**PROBLEM STATEMENT:**
With all images omitted, write out the records word for word.

**ENTRIES SUPPLIED:**
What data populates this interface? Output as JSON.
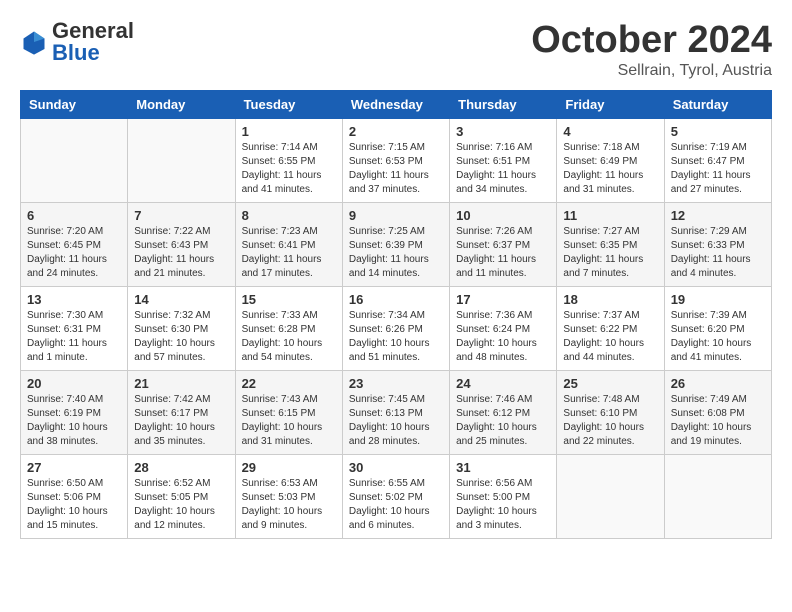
{
  "header": {
    "logo": {
      "general": "General",
      "blue": "Blue"
    },
    "title": "October 2024",
    "location": "Sellrain, Tyrol, Austria"
  },
  "weekdays": [
    "Sunday",
    "Monday",
    "Tuesday",
    "Wednesday",
    "Thursday",
    "Friday",
    "Saturday"
  ],
  "weeks": [
    [
      {
        "day": "",
        "info": ""
      },
      {
        "day": "",
        "info": ""
      },
      {
        "day": "1",
        "info": "Sunrise: 7:14 AM\nSunset: 6:55 PM\nDaylight: 11 hours and 41 minutes."
      },
      {
        "day": "2",
        "info": "Sunrise: 7:15 AM\nSunset: 6:53 PM\nDaylight: 11 hours and 37 minutes."
      },
      {
        "day": "3",
        "info": "Sunrise: 7:16 AM\nSunset: 6:51 PM\nDaylight: 11 hours and 34 minutes."
      },
      {
        "day": "4",
        "info": "Sunrise: 7:18 AM\nSunset: 6:49 PM\nDaylight: 11 hours and 31 minutes."
      },
      {
        "day": "5",
        "info": "Sunrise: 7:19 AM\nSunset: 6:47 PM\nDaylight: 11 hours and 27 minutes."
      }
    ],
    [
      {
        "day": "6",
        "info": "Sunrise: 7:20 AM\nSunset: 6:45 PM\nDaylight: 11 hours and 24 minutes."
      },
      {
        "day": "7",
        "info": "Sunrise: 7:22 AM\nSunset: 6:43 PM\nDaylight: 11 hours and 21 minutes."
      },
      {
        "day": "8",
        "info": "Sunrise: 7:23 AM\nSunset: 6:41 PM\nDaylight: 11 hours and 17 minutes."
      },
      {
        "day": "9",
        "info": "Sunrise: 7:25 AM\nSunset: 6:39 PM\nDaylight: 11 hours and 14 minutes."
      },
      {
        "day": "10",
        "info": "Sunrise: 7:26 AM\nSunset: 6:37 PM\nDaylight: 11 hours and 11 minutes."
      },
      {
        "day": "11",
        "info": "Sunrise: 7:27 AM\nSunset: 6:35 PM\nDaylight: 11 hours and 7 minutes."
      },
      {
        "day": "12",
        "info": "Sunrise: 7:29 AM\nSunset: 6:33 PM\nDaylight: 11 hours and 4 minutes."
      }
    ],
    [
      {
        "day": "13",
        "info": "Sunrise: 7:30 AM\nSunset: 6:31 PM\nDaylight: 11 hours and 1 minute."
      },
      {
        "day": "14",
        "info": "Sunrise: 7:32 AM\nSunset: 6:30 PM\nDaylight: 10 hours and 57 minutes."
      },
      {
        "day": "15",
        "info": "Sunrise: 7:33 AM\nSunset: 6:28 PM\nDaylight: 10 hours and 54 minutes."
      },
      {
        "day": "16",
        "info": "Sunrise: 7:34 AM\nSunset: 6:26 PM\nDaylight: 10 hours and 51 minutes."
      },
      {
        "day": "17",
        "info": "Sunrise: 7:36 AM\nSunset: 6:24 PM\nDaylight: 10 hours and 48 minutes."
      },
      {
        "day": "18",
        "info": "Sunrise: 7:37 AM\nSunset: 6:22 PM\nDaylight: 10 hours and 44 minutes."
      },
      {
        "day": "19",
        "info": "Sunrise: 7:39 AM\nSunset: 6:20 PM\nDaylight: 10 hours and 41 minutes."
      }
    ],
    [
      {
        "day": "20",
        "info": "Sunrise: 7:40 AM\nSunset: 6:19 PM\nDaylight: 10 hours and 38 minutes."
      },
      {
        "day": "21",
        "info": "Sunrise: 7:42 AM\nSunset: 6:17 PM\nDaylight: 10 hours and 35 minutes."
      },
      {
        "day": "22",
        "info": "Sunrise: 7:43 AM\nSunset: 6:15 PM\nDaylight: 10 hours and 31 minutes."
      },
      {
        "day": "23",
        "info": "Sunrise: 7:45 AM\nSunset: 6:13 PM\nDaylight: 10 hours and 28 minutes."
      },
      {
        "day": "24",
        "info": "Sunrise: 7:46 AM\nSunset: 6:12 PM\nDaylight: 10 hours and 25 minutes."
      },
      {
        "day": "25",
        "info": "Sunrise: 7:48 AM\nSunset: 6:10 PM\nDaylight: 10 hours and 22 minutes."
      },
      {
        "day": "26",
        "info": "Sunrise: 7:49 AM\nSunset: 6:08 PM\nDaylight: 10 hours and 19 minutes."
      }
    ],
    [
      {
        "day": "27",
        "info": "Sunrise: 6:50 AM\nSunset: 5:06 PM\nDaylight: 10 hours and 15 minutes."
      },
      {
        "day": "28",
        "info": "Sunrise: 6:52 AM\nSunset: 5:05 PM\nDaylight: 10 hours and 12 minutes."
      },
      {
        "day": "29",
        "info": "Sunrise: 6:53 AM\nSunset: 5:03 PM\nDaylight: 10 hours and 9 minutes."
      },
      {
        "day": "30",
        "info": "Sunrise: 6:55 AM\nSunset: 5:02 PM\nDaylight: 10 hours and 6 minutes."
      },
      {
        "day": "31",
        "info": "Sunrise: 6:56 AM\nSunset: 5:00 PM\nDaylight: 10 hours and 3 minutes."
      },
      {
        "day": "",
        "info": ""
      },
      {
        "day": "",
        "info": ""
      }
    ]
  ]
}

**EXERCISE RESULT:**
What data populates this interface? Output as JSON.
{
  "header": {
    "logo": {
      "general": "General",
      "blue": "Blue"
    },
    "title": "October 2024",
    "location": "Sellrain, Tyrol, Austria"
  },
  "weekdays": [
    "Sunday",
    "Monday",
    "Tuesday",
    "Wednesday",
    "Thursday",
    "Friday",
    "Saturday"
  ],
  "weeks": [
    [
      {
        "day": "",
        "info": ""
      },
      {
        "day": "",
        "info": ""
      },
      {
        "day": "1",
        "info": "Sunrise: 7:14 AM\nSunset: 6:55 PM\nDaylight: 11 hours and 41 minutes."
      },
      {
        "day": "2",
        "info": "Sunrise: 7:15 AM\nSunset: 6:53 PM\nDaylight: 11 hours and 37 minutes."
      },
      {
        "day": "3",
        "info": "Sunrise: 7:16 AM\nSunset: 6:51 PM\nDaylight: 11 hours and 34 minutes."
      },
      {
        "day": "4",
        "info": "Sunrise: 7:18 AM\nSunset: 6:49 PM\nDaylight: 11 hours and 31 minutes."
      },
      {
        "day": "5",
        "info": "Sunrise: 7:19 AM\nSunset: 6:47 PM\nDaylight: 11 hours and 27 minutes."
      }
    ],
    [
      {
        "day": "6",
        "info": "Sunrise: 7:20 AM\nSunset: 6:45 PM\nDaylight: 11 hours and 24 minutes."
      },
      {
        "day": "7",
        "info": "Sunrise: 7:22 AM\nSunset: 6:43 PM\nDaylight: 11 hours and 21 minutes."
      },
      {
        "day": "8",
        "info": "Sunrise: 7:23 AM\nSunset: 6:41 PM\nDaylight: 11 hours and 17 minutes."
      },
      {
        "day": "9",
        "info": "Sunrise: 7:25 AM\nSunset: 6:39 PM\nDaylight: 11 hours and 14 minutes."
      },
      {
        "day": "10",
        "info": "Sunrise: 7:26 AM\nSunset: 6:37 PM\nDaylight: 11 hours and 11 minutes."
      },
      {
        "day": "11",
        "info": "Sunrise: 7:27 AM\nSunset: 6:35 PM\nDaylight: 11 hours and 7 minutes."
      },
      {
        "day": "12",
        "info": "Sunrise: 7:29 AM\nSunset: 6:33 PM\nDaylight: 11 hours and 4 minutes."
      }
    ],
    [
      {
        "day": "13",
        "info": "Sunrise: 7:30 AM\nSunset: 6:31 PM\nDaylight: 11 hours and 1 minute."
      },
      {
        "day": "14",
        "info": "Sunrise: 7:32 AM\nSunset: 6:30 PM\nDaylight: 10 hours and 57 minutes."
      },
      {
        "day": "15",
        "info": "Sunrise: 7:33 AM\nSunset: 6:28 PM\nDaylight: 10 hours and 54 minutes."
      },
      {
        "day": "16",
        "info": "Sunrise: 7:34 AM\nSunset: 6:26 PM\nDaylight: 10 hours and 51 minutes."
      },
      {
        "day": "17",
        "info": "Sunrise: 7:36 AM\nSunset: 6:24 PM\nDaylight: 10 hours and 48 minutes."
      },
      {
        "day": "18",
        "info": "Sunrise: 7:37 AM\nSunset: 6:22 PM\nDaylight: 10 hours and 44 minutes."
      },
      {
        "day": "19",
        "info": "Sunrise: 7:39 AM\nSunset: 6:20 PM\nDaylight: 10 hours and 41 minutes."
      }
    ],
    [
      {
        "day": "20",
        "info": "Sunrise: 7:40 AM\nSunset: 6:19 PM\nDaylight: 10 hours and 38 minutes."
      },
      {
        "day": "21",
        "info": "Sunrise: 7:42 AM\nSunset: 6:17 PM\nDaylight: 10 hours and 35 minutes."
      },
      {
        "day": "22",
        "info": "Sunrise: 7:43 AM\nSunset: 6:15 PM\nDaylight: 10 hours and 31 minutes."
      },
      {
        "day": "23",
        "info": "Sunrise: 7:45 AM\nSunset: 6:13 PM\nDaylight: 10 hours and 28 minutes."
      },
      {
        "day": "24",
        "info": "Sunrise: 7:46 AM\nSunset: 6:12 PM\nDaylight: 10 hours and 25 minutes."
      },
      {
        "day": "25",
        "info": "Sunrise: 7:48 AM\nSunset: 6:10 PM\nDaylight: 10 hours and 22 minutes."
      },
      {
        "day": "26",
        "info": "Sunrise: 7:49 AM\nSunset: 6:08 PM\nDaylight: 10 hours and 19 minutes."
      }
    ],
    [
      {
        "day": "27",
        "info": "Sunrise: 6:50 AM\nSunset: 5:06 PM\nDaylight: 10 hours and 15 minutes."
      },
      {
        "day": "28",
        "info": "Sunrise: 6:52 AM\nSunset: 5:05 PM\nDaylight: 10 hours and 12 minutes."
      },
      {
        "day": "29",
        "info": "Sunrise: 6:53 AM\nSunset: 5:03 PM\nDaylight: 10 hours and 9 minutes."
      },
      {
        "day": "30",
        "info": "Sunrise: 6:55 AM\nSunset: 5:02 PM\nDaylight: 10 hours and 6 minutes."
      },
      {
        "day": "31",
        "info": "Sunrise: 6:56 AM\nSunset: 5:00 PM\nDaylight: 10 hours and 3 minutes."
      },
      {
        "day": "",
        "info": ""
      },
      {
        "day": "",
        "info": ""
      }
    ]
  ]
}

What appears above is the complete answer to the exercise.